___ Supplied material

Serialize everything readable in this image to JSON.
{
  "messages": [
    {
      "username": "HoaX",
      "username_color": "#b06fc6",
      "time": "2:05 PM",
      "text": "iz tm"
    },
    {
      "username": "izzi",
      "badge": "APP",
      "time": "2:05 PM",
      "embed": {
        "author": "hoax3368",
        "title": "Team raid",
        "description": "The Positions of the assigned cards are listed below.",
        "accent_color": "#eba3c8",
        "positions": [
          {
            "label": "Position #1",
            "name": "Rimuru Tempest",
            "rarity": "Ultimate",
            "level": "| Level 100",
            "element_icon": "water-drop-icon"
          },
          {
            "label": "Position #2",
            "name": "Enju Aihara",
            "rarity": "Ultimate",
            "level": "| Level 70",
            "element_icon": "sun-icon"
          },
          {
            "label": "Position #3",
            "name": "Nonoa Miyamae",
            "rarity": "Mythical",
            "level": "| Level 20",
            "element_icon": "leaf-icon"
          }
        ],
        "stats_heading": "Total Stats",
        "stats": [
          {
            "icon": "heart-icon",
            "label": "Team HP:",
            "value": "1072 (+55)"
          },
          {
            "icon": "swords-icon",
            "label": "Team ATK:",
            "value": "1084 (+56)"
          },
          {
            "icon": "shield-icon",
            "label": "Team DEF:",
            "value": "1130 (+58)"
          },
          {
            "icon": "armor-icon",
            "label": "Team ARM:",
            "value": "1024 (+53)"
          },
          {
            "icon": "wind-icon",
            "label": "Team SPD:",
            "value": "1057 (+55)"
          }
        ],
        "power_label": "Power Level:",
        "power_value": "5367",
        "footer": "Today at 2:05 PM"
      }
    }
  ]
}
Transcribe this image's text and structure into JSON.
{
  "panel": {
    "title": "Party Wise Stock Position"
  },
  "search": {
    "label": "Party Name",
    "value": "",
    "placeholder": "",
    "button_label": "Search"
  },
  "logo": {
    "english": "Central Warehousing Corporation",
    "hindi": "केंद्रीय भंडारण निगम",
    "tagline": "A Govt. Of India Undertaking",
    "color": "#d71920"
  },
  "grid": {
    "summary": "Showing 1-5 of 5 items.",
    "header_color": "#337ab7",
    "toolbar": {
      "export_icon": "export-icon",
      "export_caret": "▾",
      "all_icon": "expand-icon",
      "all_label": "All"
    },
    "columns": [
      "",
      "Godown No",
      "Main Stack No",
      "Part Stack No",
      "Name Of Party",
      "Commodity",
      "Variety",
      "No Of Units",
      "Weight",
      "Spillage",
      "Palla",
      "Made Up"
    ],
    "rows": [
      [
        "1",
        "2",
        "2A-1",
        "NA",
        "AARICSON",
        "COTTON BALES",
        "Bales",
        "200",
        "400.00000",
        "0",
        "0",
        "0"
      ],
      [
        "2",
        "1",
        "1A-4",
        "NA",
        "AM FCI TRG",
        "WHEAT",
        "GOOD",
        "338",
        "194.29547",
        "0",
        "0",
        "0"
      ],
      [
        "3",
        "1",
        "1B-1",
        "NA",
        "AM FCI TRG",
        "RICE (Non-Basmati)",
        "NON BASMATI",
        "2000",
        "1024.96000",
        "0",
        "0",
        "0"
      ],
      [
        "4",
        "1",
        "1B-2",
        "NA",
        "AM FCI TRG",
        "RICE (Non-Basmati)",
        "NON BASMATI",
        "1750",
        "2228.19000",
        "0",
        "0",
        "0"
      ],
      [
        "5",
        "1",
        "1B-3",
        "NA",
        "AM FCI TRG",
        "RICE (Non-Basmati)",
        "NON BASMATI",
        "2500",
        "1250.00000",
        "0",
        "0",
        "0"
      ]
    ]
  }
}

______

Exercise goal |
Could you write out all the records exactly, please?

Task result |
Serialize everything readable in this image to JSON.
{
  "messages": [
    {
      "username": "HoaX",
      "username_color": "#b06fc6",
      "time": "2:05 PM",
      "text": "iz tm"
    },
    {
      "username": "izzi",
      "badge": "APP",
      "time": "2:05 PM",
      "embed": {
        "author": "hoax3368",
        "title": "Team raid",
        "description": "The Positions of the assigned cards are listed below.",
        "accent_color": "#eba3c8",
        "positions": [
          {
            "label": "Position #1",
            "name": "Rimuru Tempest",
            "rarity": "Ultimate",
            "level": "| Level 100",
            "element_icon": "water-drop-icon"
          },
          {
            "label": "Position #2",
            "name": "Enju Aihara",
            "rarity": "Ultimate",
            "level": "| Level 70",
            "element_icon": "sun-icon"
          },
          {
            "label": "Position #3",
            "name": "Nonoa Miyamae",
            "rarity": "Mythical",
            "level": "| Level 20",
            "element_icon": "leaf-icon"
          }
        ],
        "stats_heading": "Total Stats",
        "stats": [
          {
            "icon": "heart-icon",
            "label": "Team HP:",
            "value": "1072 (+55)"
          },
          {
            "icon": "swords-icon",
            "label": "Team ATK:",
            "value": "1084 (+56)"
          },
          {
            "icon": "shield-icon",
            "label": "Team DEF:",
            "value": "1130 (+58)"
          },
          {
            "icon": "armor-icon",
            "label": "Team ARM:",
            "value": "1024 (+53)"
          },
          {
            "icon": "wind-icon",
            "label": "Team SPD:",
            "value": "1057 (+55)"
          }
        ],
        "power_label": "Power Level:",
        "power_value": "5367",
        "footer": "Today at 2:05 PM"
      }
    }
  ]
}
Transcribe this image's text and structure into JSON.
{
  "panel": {
    "title": "Party Wise Stock Position"
  },
  "search": {
    "label": "Party Name",
    "value": "",
    "placeholder": "",
    "button_label": "Search"
  },
  "logo": {
    "english": "Central Warehousing Corporation",
    "hindi": "केंद्रीय भंडारण निगम",
    "tagline": "A Govt. Of India Undertaking",
    "color": "#d71920"
  },
  "grid": {
    "summary": "Showing 1-5 of 5 items.",
    "header_color": "#337ab7",
    "toolbar": {
      "export_icon": "export-icon",
      "export_caret": "▾",
      "all_icon": "expand-icon",
      "all_label": "All"
    },
    "columns": [
      "",
      "Godown No",
      "Main Stack No",
      "Part Stack No",
      "Name Of Party",
      "Commodity",
      "Variety",
      "No Of Units",
      "Weight",
      "Spillage",
      "Palla",
      "Made Up"
    ],
    "rows": [
      [
        "1",
        "2",
        "2A-1",
        "NA",
        "AARICSON",
        "COTTON BALES",
        "Bales",
        "200",
        "400.00000",
        "0",
        "0",
        "0"
      ],
      [
        "2",
        "1",
        "1A-4",
        "NA",
        "AM FCI TRG",
        "WHEAT",
        "GOOD",
        "338",
        "194.29547",
        "0",
        "0",
        "0"
      ],
      [
        "3",
        "1",
        "1B-1",
        "NA",
        "AM FCI TRG",
        "RICE (Non-Basmati)",
        "NON BASMATI",
        "2000",
        "1024.96000",
        "0",
        "0",
        "0"
      ],
      [
        "4",
        "1",
        "1B-2",
        "NA",
        "AM FCI TRG",
        "RICE (Non-Basmati)",
        "NON BASMATI",
        "1750",
        "2228.19000",
        "0",
        "0",
        "0"
      ],
      [
        "5",
        "1",
        "1B-3",
        "NA",
        "AM FCI TRG",
        "RICE (Non-Basmati)",
        "NON BASMATI",
        "2500",
        "1250.00000",
        "0",
        "0",
        "0"
      ]
    ]
  }
}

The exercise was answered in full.